Start of Block

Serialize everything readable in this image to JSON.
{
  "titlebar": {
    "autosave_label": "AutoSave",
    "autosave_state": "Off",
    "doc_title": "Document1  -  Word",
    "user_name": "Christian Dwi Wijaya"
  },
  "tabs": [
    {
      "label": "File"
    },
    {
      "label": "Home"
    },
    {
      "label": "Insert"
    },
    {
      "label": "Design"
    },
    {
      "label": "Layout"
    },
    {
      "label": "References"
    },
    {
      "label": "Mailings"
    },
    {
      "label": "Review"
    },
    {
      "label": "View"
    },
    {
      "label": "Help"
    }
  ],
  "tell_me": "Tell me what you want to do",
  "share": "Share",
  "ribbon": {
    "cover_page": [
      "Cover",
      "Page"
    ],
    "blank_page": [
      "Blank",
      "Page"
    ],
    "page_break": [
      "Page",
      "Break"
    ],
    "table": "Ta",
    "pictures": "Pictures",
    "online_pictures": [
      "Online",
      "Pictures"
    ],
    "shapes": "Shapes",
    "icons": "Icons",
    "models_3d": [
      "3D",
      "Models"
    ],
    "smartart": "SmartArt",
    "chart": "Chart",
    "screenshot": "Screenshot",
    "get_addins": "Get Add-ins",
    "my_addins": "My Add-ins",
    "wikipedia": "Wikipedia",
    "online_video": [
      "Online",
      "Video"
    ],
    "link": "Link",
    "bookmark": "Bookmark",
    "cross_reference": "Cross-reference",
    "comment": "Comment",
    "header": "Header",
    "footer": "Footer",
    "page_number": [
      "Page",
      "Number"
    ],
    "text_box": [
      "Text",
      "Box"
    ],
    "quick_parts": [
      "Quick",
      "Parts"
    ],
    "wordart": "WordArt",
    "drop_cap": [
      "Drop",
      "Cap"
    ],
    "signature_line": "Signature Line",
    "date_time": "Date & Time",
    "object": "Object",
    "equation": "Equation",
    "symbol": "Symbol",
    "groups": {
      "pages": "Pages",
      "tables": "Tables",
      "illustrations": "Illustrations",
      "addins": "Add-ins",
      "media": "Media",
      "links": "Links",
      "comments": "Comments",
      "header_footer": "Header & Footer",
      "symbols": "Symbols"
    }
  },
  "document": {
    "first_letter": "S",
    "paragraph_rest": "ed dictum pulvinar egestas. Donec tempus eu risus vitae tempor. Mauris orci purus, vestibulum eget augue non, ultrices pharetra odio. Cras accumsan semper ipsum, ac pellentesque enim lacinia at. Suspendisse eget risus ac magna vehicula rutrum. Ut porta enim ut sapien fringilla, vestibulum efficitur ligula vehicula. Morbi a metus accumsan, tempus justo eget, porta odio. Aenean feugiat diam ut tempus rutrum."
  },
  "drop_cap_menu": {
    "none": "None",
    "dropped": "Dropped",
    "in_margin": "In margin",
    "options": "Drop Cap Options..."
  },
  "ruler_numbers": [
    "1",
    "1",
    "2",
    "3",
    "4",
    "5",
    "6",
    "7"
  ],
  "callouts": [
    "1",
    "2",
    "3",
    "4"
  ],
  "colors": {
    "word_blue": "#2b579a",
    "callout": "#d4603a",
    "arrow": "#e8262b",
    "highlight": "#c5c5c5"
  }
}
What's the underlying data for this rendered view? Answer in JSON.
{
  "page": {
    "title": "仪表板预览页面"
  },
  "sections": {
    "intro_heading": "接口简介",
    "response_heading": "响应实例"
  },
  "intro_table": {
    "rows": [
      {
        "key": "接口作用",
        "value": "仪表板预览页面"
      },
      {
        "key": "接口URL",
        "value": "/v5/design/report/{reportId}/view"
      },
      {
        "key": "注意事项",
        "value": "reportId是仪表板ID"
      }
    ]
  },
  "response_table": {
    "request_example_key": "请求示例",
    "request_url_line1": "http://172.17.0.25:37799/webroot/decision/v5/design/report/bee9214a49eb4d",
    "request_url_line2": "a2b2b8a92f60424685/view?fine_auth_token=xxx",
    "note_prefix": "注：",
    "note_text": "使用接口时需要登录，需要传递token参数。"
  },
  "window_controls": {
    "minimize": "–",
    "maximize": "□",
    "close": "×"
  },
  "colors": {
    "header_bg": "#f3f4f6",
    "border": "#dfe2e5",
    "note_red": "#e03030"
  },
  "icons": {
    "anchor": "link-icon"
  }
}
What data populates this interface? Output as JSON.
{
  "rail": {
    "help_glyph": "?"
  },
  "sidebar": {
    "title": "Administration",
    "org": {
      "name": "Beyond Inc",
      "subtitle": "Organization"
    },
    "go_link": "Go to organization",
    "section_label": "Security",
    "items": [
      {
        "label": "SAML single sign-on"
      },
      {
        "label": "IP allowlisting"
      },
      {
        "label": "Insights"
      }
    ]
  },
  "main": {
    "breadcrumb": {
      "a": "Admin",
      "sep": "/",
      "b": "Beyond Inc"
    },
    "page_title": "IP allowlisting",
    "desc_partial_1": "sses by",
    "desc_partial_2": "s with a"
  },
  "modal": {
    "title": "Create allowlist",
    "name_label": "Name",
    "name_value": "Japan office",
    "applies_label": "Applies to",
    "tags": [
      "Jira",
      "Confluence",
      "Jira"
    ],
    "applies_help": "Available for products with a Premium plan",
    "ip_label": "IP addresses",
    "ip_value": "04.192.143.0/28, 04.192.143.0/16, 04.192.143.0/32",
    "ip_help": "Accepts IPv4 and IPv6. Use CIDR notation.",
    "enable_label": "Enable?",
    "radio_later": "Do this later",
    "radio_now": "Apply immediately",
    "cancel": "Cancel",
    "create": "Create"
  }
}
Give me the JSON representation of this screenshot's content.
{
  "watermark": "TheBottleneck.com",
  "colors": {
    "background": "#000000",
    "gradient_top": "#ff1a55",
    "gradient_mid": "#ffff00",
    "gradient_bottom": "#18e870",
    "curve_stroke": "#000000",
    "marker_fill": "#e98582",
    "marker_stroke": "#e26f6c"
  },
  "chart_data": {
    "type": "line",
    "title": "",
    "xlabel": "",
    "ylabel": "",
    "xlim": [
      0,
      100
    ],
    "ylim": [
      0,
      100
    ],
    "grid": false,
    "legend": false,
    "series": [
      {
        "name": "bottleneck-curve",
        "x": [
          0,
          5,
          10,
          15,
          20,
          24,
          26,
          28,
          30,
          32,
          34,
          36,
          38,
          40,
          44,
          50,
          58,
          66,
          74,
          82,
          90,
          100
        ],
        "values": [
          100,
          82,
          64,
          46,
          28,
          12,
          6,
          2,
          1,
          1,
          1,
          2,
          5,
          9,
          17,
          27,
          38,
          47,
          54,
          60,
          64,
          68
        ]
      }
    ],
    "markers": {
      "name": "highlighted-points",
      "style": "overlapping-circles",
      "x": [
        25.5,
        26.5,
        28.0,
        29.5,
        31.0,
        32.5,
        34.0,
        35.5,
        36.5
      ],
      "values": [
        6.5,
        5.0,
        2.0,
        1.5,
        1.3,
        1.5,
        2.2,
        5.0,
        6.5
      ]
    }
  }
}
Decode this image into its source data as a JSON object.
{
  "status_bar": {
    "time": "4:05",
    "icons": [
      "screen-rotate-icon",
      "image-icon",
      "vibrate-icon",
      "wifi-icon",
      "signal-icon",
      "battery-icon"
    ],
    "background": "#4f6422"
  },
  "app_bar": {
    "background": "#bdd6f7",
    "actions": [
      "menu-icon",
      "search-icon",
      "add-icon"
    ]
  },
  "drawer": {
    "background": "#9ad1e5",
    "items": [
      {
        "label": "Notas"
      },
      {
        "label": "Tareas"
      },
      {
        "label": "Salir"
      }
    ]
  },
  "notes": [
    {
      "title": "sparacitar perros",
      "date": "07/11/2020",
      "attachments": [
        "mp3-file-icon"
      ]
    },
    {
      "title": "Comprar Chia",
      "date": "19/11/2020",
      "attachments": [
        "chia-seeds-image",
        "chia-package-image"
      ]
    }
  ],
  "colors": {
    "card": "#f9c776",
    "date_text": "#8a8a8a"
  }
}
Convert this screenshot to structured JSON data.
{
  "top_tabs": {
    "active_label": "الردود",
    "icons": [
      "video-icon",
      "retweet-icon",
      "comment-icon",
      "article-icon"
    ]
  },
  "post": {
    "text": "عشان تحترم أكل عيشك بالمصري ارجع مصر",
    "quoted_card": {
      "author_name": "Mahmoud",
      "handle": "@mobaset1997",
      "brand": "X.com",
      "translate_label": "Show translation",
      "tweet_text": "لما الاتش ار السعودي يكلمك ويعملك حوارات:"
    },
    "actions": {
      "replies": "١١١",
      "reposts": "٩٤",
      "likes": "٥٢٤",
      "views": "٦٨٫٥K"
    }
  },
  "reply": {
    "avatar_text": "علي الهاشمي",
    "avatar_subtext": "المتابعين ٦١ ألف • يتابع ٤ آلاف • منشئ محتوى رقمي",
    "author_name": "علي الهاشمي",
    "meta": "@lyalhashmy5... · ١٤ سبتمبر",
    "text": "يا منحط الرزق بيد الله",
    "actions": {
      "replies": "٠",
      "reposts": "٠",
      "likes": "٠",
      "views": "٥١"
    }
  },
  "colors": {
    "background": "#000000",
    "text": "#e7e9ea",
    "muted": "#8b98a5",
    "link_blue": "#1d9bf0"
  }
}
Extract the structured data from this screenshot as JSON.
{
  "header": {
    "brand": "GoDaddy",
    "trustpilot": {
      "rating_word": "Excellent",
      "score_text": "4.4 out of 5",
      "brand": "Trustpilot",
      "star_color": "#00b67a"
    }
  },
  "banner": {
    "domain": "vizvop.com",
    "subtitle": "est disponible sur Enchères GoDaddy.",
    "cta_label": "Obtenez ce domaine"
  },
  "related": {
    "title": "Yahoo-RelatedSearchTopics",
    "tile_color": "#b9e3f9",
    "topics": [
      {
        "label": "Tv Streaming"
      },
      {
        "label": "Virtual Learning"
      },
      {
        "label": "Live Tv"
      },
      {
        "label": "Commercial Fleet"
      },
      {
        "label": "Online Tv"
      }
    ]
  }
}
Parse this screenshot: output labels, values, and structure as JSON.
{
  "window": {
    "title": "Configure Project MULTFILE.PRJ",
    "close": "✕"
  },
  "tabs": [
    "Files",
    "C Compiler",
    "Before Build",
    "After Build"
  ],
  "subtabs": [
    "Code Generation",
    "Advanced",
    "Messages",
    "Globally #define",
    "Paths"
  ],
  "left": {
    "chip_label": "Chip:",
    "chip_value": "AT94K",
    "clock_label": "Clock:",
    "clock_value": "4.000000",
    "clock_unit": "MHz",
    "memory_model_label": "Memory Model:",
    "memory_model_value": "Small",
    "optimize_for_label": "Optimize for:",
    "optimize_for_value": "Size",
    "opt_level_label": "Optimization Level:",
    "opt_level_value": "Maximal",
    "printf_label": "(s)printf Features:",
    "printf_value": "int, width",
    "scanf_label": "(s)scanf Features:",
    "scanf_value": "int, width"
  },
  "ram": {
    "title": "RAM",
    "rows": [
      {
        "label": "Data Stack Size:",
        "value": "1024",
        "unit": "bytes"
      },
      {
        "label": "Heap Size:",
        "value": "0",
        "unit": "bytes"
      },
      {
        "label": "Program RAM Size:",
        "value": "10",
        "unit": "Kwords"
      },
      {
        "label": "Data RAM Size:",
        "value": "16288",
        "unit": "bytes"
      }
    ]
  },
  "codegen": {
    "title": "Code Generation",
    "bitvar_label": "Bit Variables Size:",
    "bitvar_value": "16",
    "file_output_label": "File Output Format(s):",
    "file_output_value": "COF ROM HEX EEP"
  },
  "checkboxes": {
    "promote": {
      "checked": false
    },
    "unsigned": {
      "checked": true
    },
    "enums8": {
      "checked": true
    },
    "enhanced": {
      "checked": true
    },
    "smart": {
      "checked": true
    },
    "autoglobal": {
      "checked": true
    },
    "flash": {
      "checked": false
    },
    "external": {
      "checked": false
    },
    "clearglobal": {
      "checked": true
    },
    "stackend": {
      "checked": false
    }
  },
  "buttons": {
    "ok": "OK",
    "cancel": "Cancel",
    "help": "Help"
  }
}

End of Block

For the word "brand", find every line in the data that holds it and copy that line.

      "brand": "X.com",
    "brand": "GoDaddy",
      "brand": "Trustpilot",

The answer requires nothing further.